The drones – called ‘FlyCroTug’ – are suitable for both industrial applications and rescue operations. They feature an attachment mechanism, which enables them to land cleanly almost anywhere. They can also transport loads of up to 40 times their weight, whereby they do not lift heavy objects, rather tug them along. As reported in the press release from Stanford University , the researchers took their inspiration from the natural world: Wasps behave in a very similar way when capturing and transporting their prey. Unlike the insects, though, the drones should be able to transport water bottles, dressing material, and drugs to places where human aides find it harder to access.
Drones modeled on insects are nothing new. For instance, back in spring, retail giant Walmart announced that it had filed patents for drones for pollinating plants in farming. In addition, scientists at the University of Cologne have analyzed the locomotive styles of cockroaches.

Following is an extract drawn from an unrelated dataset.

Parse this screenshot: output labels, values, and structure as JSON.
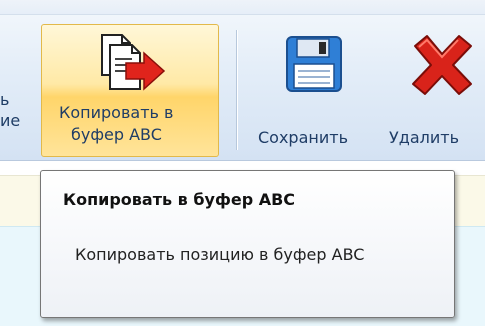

The findings should benefit floor-mounted robots, which move with varying speeds.